In this way we were able to expand our small tech-for-dev community’s core of interested parties to both the hard-core techies and the Iraqi officials, and successfully build the bridges of communication to bring the most unlikely of partners together.

We greatly appreciates the thoughtful, smart, passionate people who were able to come together for the three days in Amman to critically and constructively engage, share, and plan together. If this is the future, we like it, indeed. 


Photo: flickr user katrinskaya

Feedback from Innovations in Mobile Data Collection for Social Action: "If this is the Future, I like it" data sheet 3248 Views
Countries: Iraq

Scenes from Amman: Mobiles and Mapping

Posted by AnneryanHeatwole on Dec 15, 2009

"Innovations in Mobile Data Collection for Social Action," a workshop co-hosted by and UNICEF Innovation in Amman, Jordan, featured Ignite Talks -- five minute presentations by inspiring people who are using mobiles for social action -- and interviews with key participants.

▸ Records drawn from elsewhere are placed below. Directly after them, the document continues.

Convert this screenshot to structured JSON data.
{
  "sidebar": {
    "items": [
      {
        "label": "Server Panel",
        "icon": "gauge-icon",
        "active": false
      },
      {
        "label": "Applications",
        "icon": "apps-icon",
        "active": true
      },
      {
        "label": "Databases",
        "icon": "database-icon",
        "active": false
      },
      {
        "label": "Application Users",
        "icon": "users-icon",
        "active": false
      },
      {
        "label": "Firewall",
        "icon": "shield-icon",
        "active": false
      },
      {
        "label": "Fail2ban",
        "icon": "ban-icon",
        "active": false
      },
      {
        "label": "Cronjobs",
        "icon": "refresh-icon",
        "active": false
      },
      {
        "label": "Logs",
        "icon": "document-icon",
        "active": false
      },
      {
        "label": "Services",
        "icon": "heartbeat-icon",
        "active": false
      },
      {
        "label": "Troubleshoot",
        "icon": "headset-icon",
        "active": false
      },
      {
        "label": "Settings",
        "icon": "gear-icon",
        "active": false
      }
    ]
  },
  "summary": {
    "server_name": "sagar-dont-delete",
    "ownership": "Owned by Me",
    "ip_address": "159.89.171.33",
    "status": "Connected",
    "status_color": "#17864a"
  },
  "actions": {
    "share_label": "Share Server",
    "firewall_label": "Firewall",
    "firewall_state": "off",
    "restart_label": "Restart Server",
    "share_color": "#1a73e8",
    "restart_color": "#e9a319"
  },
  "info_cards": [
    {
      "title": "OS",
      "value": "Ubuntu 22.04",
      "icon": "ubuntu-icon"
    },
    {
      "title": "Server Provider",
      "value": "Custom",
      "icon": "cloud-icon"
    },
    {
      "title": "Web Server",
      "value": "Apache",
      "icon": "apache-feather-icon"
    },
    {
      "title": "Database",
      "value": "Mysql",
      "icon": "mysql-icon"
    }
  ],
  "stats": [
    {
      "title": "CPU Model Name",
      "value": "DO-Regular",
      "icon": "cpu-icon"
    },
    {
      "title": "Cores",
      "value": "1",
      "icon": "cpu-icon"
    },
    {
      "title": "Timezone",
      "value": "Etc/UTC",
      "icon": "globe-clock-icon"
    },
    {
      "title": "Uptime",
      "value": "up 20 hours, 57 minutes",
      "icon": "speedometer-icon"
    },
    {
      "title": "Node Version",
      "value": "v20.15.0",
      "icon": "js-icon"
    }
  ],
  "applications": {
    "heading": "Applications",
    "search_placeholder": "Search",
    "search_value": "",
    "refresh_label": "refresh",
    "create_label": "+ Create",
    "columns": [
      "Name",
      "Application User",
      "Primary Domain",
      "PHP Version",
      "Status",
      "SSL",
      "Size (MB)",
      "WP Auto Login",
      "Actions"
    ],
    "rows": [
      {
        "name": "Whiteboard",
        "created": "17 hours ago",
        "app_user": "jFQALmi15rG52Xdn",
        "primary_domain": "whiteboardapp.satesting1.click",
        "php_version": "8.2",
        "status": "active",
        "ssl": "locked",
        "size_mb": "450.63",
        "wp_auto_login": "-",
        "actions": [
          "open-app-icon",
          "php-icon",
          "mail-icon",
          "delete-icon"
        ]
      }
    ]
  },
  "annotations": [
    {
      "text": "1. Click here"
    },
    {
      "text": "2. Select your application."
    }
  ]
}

Igniting the attendees, Brian Herbert presented Ushahidi, a crowdsourcing platform that allows users to map crisis information from their mobiles. In an interview, JD Godchaux discussed NiJeL: Community Impact Through Mapping, which helps organizations share information and tell stories through maps.

Scenes from Amman: Mobile Data for Social Action in the Middle East

Posted by AnneryanHeatwole on Dec 09, 2009

"Innovations in Mobile Data Collection for Social Action," a workshop co-hosted by and UNICEF in Amman, Jordan, featured Ignite Talks -- five minute presentations by inspiring people who are using mobiles for social action in the Middle East -- and interviews with key participants.  Jacob Korenblum describes the work of Souktel in Palestine, and Erica Kochi from UNICEF Innovation, the co-host of the event, illustrates why data collected by mobiles is so important for their work in Iraq.